The first on-air test was a snap. I tuned around the low end of 40 and heard a strapping signal calling CQ within a kilocycle or so of one of my crystals, so I gave him a call. Unlike my previous homebrew transmitters (all QRP) this transmitter has some significant RF output, so unless the other op was using a brick for a receiver I should be heard. And since Paul, K2OFM, was using a fine old National receiver, he copied me 599. The QSO was all the more special when I learned that Paul was also running a homebrew transmitter: a solid-state/tube hybrid. How appropriate!

Constructing this transmitter from scratch using parts on hand has given me more satisfaction than any hobby project in recent memory. My "secret dream" has been fulfilled.



Sources of Classic Parts:

HF crystals in FT-243 holders can be a challenge to locate. Many show up at hamfests, but few are on useful amateur frequencies! I'm aware of two places to buy new, cut-to-your-frequency, FT-243 crystals:

JAN Crystals, PO Box 60017, Fort Myers, FL 33906-6017, (800) 526-9825.

PR Crystals, 2735 Avenue A, Council Bluffs, IA 51501, (712) 323-7539.

I many hams today bemoan the trouble of locating vacuum tubes, but in some respects it has never been easier to find the once-common varieties of tubes. In recent years a number of excellent mail order tube dealers have come forward. Examples include...

Electron Tube Enterprises, PO Box 8311, Essex, VT 05451-8311 (802) 879-1844.

ERSC, 1599 SW 30th Ave., Unit 4, Boynton Beach, FL 33426, (561) 737-8044.

Radio Electric Supply, PO Box 1939, Melrose FL 32666 (352) 475-1950.

For tubes, sockets, variable caps, connectors and many, many other classic electronic components, resources include...

Antique Electronic Supply, 6221 S Maple Ave, Tempe, AZ 85283 (480) 820-5411.

Dan's Small Parts and Kits, PO Box 3634, Missoula, MT 59806-3634 (406) 258-2782.

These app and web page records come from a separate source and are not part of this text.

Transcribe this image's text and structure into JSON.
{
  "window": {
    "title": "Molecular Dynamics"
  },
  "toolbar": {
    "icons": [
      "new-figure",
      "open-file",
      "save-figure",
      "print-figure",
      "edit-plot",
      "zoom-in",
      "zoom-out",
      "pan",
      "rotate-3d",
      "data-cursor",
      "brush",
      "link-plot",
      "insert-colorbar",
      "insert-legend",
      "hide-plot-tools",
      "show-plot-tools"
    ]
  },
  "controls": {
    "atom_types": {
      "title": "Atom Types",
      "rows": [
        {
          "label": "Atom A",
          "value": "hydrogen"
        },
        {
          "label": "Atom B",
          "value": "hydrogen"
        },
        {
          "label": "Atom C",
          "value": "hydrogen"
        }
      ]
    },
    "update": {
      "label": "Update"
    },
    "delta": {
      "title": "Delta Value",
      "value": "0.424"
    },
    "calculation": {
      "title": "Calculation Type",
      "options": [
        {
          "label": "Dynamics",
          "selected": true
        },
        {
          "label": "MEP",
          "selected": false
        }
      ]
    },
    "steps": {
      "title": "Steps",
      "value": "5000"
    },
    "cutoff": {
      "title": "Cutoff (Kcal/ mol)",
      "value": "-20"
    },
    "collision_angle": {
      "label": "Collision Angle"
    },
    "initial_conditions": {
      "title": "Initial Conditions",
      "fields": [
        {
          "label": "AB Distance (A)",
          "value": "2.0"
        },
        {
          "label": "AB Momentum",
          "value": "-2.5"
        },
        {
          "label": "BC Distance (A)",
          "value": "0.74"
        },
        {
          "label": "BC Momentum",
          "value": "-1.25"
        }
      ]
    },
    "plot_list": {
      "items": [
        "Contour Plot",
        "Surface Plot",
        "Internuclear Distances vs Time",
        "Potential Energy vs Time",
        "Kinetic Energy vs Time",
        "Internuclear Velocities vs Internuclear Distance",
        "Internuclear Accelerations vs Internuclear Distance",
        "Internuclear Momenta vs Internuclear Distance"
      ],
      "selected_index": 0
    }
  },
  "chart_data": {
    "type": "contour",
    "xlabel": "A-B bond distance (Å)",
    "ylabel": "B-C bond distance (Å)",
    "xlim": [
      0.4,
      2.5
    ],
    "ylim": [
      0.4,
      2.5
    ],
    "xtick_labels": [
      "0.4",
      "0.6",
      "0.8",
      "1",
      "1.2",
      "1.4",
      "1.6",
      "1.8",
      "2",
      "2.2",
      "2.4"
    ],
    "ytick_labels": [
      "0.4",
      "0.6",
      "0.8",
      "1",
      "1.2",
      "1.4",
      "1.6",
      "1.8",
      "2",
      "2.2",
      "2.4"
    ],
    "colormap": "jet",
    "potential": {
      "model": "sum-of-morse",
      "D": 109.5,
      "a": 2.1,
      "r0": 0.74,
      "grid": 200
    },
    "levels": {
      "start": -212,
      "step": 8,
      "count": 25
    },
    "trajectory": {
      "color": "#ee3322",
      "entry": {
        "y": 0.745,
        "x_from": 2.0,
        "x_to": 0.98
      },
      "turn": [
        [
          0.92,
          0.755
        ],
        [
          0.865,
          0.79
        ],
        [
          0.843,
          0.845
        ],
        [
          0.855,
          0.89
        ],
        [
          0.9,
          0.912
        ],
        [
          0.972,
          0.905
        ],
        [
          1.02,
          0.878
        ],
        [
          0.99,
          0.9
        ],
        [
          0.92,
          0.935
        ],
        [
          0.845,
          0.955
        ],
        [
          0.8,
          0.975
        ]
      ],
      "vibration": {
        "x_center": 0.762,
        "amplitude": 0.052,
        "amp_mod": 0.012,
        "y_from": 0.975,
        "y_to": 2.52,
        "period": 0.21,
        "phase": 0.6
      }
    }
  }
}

Ocean State Electronics (800) 866-6626.

Fair Radio Sales, PO Box 1105, Lima, OH 45802 (419) 227-6573.

Back to WD8DAS Home Page...